## Task
Look through the entries for the string "BOUTIQUES" and copy every line where it shows up.

## Extracted material
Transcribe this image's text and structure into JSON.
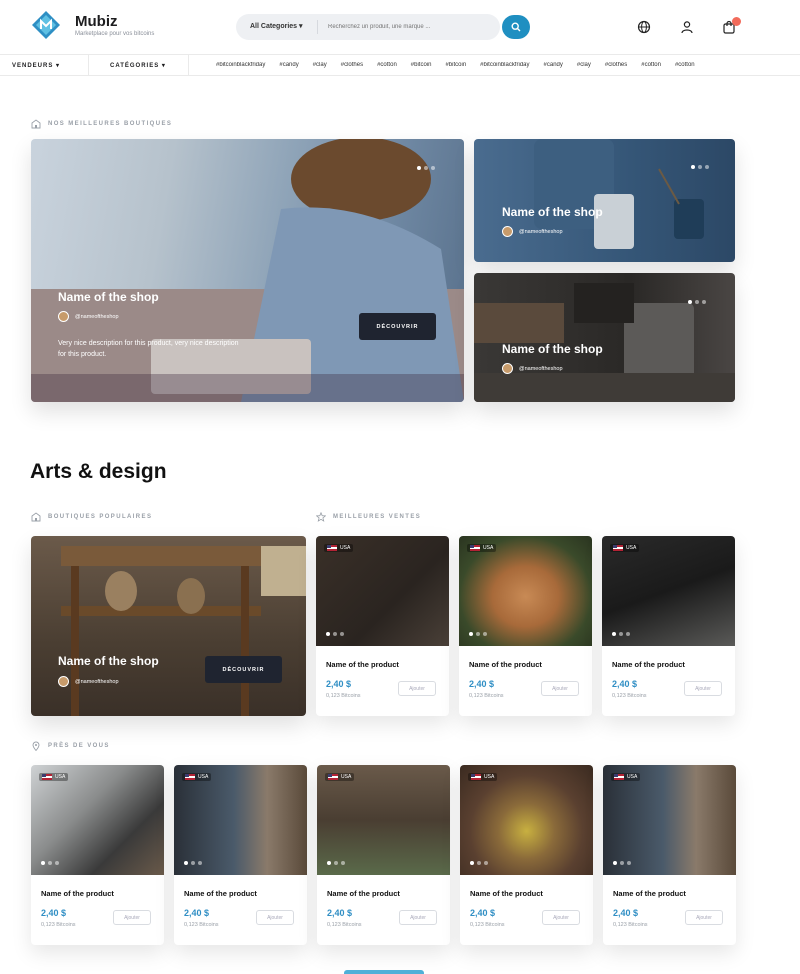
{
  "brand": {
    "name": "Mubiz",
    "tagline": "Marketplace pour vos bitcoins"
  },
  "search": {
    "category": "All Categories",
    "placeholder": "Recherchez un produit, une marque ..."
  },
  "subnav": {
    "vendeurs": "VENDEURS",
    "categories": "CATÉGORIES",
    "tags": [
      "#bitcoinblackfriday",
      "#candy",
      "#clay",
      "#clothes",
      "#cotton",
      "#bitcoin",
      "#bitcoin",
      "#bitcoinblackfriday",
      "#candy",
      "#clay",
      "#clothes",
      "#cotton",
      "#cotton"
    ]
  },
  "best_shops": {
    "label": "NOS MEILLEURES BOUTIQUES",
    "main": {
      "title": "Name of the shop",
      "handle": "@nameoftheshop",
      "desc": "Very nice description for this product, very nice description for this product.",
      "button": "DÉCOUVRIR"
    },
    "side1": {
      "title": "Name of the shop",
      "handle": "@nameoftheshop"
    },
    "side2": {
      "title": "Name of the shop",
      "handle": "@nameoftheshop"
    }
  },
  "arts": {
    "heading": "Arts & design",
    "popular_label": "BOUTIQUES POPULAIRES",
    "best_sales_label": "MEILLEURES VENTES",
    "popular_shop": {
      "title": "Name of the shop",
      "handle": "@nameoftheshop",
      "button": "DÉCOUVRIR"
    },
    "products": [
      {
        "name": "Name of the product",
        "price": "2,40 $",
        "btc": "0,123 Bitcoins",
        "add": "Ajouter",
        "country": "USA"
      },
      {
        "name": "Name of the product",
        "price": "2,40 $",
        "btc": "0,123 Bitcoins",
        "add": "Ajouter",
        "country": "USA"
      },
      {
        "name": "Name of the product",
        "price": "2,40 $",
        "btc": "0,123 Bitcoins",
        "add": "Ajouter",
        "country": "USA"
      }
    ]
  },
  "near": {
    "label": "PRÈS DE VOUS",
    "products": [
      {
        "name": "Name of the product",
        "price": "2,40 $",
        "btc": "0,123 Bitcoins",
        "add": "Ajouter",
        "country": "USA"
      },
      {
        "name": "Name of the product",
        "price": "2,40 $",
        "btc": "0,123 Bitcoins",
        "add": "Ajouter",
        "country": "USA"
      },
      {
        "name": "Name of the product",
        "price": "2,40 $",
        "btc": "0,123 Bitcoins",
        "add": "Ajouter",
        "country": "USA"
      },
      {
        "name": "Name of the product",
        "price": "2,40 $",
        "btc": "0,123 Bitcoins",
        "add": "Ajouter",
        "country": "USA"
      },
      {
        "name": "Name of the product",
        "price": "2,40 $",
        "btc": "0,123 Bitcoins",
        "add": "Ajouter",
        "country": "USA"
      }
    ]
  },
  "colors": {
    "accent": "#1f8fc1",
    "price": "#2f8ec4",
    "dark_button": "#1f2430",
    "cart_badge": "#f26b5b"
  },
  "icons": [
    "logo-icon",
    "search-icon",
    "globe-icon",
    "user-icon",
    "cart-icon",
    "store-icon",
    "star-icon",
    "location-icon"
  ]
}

## Result
    "label": "NOS MEILLEURES BOUTIQUES",
    "popular_label": "BOUTIQUES POPULAIRES",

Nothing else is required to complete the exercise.